Finally, this should be able to lead us to a complete economic integration which is the final stage of economic integration. After complete economic integration, the integrated units have no or negligible control of economic policy, including full monetary union and complete or near-complete fiscal policy harmonisation.

Complete economic integration is most common within countries, rather than within supranational institutions. An example of this is the original thirteen colonies of the USA, which can be viewed as a series of highly integrated quasi-autonomous nation states. In this example it is true that complete economic integration results in a federal system of governance as it requires political union to function as, in effect, a single economy.

As earlier stated, there is need for us as a region to proceed with caution. For example, there are multiple fiscal issues to keep an eye on, especially inflation and how best it will be contained in an integrated fiscal regime. Gladly, the EAC is considering all these. For a country to join the single currency area, it will have to adhere to a number of benchmarks. These include attaining an inflation rate of less than eight per cent, a fiscal deficit of less than three per cent of the country’s GDP, a public debt of less than 50 per cent of its GDP and less than 4.5 per cent reserve cover of its imports.

Quoted by the New Times Rwanda, Prof. Musahara said “The Eurozone landed into trouble mainly because their currency was common but policies differed from one country to another.”

“The devil will be in the detail… in the economic, monetary and political governance. Lucky enough, however, the EAC has experience, and the EU is there to provide more lessons. There are more experts in these issues in the region than they were more than 40 years ago.”
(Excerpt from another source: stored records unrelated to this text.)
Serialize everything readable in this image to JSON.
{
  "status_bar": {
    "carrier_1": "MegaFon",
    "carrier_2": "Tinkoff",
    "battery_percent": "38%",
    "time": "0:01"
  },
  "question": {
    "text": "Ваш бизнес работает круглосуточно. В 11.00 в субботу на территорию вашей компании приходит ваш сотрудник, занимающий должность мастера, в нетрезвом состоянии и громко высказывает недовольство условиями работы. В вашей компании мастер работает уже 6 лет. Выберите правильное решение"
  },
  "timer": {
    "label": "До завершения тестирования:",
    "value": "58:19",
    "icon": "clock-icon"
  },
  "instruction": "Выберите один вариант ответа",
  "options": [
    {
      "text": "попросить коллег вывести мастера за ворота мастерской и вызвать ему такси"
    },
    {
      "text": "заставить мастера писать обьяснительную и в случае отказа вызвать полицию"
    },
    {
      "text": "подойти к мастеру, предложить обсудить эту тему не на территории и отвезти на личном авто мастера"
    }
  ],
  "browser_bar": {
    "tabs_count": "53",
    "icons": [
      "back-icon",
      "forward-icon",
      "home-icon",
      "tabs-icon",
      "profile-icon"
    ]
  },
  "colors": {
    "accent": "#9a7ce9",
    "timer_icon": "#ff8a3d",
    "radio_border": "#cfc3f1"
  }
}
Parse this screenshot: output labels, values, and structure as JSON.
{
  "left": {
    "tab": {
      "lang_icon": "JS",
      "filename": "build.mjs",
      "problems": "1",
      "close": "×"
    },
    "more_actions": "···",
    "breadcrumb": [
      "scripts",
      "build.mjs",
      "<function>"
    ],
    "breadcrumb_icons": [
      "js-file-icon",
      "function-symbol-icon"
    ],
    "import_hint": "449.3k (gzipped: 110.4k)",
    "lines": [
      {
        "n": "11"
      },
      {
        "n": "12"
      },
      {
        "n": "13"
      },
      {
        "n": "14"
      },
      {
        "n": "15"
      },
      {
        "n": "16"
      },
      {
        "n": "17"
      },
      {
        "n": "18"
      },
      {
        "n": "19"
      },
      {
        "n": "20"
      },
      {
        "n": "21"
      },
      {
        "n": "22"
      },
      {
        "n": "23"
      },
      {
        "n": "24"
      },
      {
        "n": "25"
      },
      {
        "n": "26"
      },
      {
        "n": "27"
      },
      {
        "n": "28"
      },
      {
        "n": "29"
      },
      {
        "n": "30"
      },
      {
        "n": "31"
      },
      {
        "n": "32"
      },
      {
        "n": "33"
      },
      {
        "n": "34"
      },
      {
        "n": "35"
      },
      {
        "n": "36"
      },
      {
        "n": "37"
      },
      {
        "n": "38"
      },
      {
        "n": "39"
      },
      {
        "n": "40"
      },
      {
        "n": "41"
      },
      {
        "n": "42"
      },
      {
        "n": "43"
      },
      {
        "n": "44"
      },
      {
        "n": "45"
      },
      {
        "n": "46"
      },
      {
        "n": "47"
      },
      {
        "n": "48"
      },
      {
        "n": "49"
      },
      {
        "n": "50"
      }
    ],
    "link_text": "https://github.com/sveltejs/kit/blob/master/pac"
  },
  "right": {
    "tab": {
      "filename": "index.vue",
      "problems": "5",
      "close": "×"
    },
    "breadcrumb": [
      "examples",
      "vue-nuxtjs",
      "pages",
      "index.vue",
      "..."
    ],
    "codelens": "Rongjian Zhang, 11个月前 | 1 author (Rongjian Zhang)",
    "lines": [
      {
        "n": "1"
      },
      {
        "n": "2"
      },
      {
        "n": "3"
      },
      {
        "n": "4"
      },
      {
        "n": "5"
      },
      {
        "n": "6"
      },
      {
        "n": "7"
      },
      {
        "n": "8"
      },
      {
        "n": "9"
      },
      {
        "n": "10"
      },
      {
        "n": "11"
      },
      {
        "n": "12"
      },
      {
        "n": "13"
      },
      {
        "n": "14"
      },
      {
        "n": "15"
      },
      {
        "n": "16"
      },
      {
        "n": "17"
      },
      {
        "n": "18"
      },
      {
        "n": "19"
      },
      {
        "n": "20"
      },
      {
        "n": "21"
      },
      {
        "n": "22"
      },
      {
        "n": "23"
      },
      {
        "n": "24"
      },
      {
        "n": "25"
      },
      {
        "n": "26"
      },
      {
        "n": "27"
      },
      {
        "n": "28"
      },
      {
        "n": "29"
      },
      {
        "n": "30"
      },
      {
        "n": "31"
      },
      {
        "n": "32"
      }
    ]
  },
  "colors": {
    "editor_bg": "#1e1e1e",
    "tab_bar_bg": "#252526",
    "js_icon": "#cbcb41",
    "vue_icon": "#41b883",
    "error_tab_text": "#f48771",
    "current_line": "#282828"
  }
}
They further predict that the signing of the protocol paves way for a long, but carefully planned process that will bring about a single currency, an EAC central bank, and common macro-economic guidelines for the bloc. EAC states are expected to have concluded the ratification process of the protocol by next July. The single currency is expected to enhance intra—EAC trade by eliminating exchange rate volatility, reducing transaction costs and facilitating capital flows within the region, among other economic benefits.

The single currency will start once at least three economies have integrated. The ultimate objective is to phase out national currencies. The planned regional central bank will be set up once the partner states are ready to use the single currency. The name of the single currency and other pertinent specifics will be decided later after national consultations. According to a roadmap, institutions necessary for the implementation of the Monetary Union will gradually be put in place over the next decade.

Authorities say EAC economists worked on the Monetary Union Protocol with caution given the lessons of sovereign debt crisis in Europe. The European Union model is characterised by a central bank which formulates monetary policy that is implemented by the national banks; a floating currency exchange system; and a set of indicators for macro-economic convergence as precondition for entry into a single currency.

EAC experts agree that considerable fiscal and monetary convergence across the five member countries is required before getting into a single currency. They agree that the five economies will need to first phase out any outstanding central bank lending to their respective governments and public institutions. Every country is supposed to fulfil and monitor set conditions for three consecutive years before joining the single currency area. The bloc currently boasts a GDP (at market price) of about US$84.7 billion. It is expected that by 2023, when the envisioned EAMU has been achieved, intra-EAC trade will rise significantly.

As I pen off, I ask my friend Jordan from the United States of America what he thinks the EAC should do not to end up like the Eurozone, he jokes “Don’t let Greece in, no matter how many times they ask!!”